All of the data is to be set down again without any alteration.
[[ EXERCISE MATERIAL, beginning ]]
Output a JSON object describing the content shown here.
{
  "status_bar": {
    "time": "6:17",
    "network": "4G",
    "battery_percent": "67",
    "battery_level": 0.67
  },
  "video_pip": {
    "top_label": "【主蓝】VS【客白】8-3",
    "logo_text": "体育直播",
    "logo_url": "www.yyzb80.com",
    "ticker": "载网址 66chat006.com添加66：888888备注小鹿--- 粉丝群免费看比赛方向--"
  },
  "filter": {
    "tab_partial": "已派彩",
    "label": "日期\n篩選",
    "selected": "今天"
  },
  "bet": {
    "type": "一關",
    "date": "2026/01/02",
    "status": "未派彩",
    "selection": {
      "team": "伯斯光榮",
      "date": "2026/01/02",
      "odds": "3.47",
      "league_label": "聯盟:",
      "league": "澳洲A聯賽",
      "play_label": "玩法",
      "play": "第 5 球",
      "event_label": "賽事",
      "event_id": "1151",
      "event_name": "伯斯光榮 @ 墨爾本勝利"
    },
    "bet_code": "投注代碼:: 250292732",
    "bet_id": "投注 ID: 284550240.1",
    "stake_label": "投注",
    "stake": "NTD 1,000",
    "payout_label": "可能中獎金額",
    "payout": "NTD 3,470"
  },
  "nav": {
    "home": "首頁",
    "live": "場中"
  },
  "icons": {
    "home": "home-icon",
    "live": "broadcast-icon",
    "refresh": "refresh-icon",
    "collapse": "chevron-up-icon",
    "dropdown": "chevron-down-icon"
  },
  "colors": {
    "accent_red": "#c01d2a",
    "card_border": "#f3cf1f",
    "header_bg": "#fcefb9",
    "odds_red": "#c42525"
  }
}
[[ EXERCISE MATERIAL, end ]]
**SOLUTION FOR THIS EXERCISE:**
Output a JSON object describing the content shown here.
{
  "status_bar": {
    "time": "6:17",
    "network": "4G",
    "battery_percent": "67",
    "battery_level": 0.67
  },
  "video_pip": {
    "top_label": "【主蓝】VS【客白】8-3",
    "logo_text": "体育直播",
    "logo_url": "www.yyzb80.com",
    "ticker": "载网址 66chat006.com添加66：888888备注小鹿--- 粉丝群免费看比赛方向--"
  },
  "filter": {
    "tab_partial": "已派彩",
    "label": "日期\n篩選",
    "selected": "今天"
  },
  "bet": {
    "type": "一關",
    "date": "2026/01/02",
    "status": "未派彩",
    "selection": {
      "team": "伯斯光榮",
      "date": "2026/01/02",
      "odds": "3.47",
      "league_label": "聯盟:",
      "league": "澳洲A聯賽",
      "play_label": "玩法",
      "play": "第 5 球",
      "event_label": "賽事",
      "event_id": "1151",
      "event_name": "伯斯光榮 @ 墨爾本勝利"
    },
    "bet_code": "投注代碼:: 250292732",
    "bet_id": "投注 ID: 284550240.1",
    "stake_label": "投注",
    "stake": "NTD 1,000",
    "payout_label": "可能中獎金額",
    "payout": "NTD 3,470"
  },
  "nav": {
    "home": "首頁",
    "live": "場中"
  },
  "icons": {
    "home": "home-icon",
    "live": "broadcast-icon",
    "refresh": "refresh-icon",
    "collapse": "chevron-up-icon",
    "dropdown": "chevron-down-icon"
  },
  "colors": {
    "accent_red": "#c01d2a",
    "card_border": "#f3cf1f",
    "header_bg": "#fcefb9",
    "odds_red": "#c42525"
  }
}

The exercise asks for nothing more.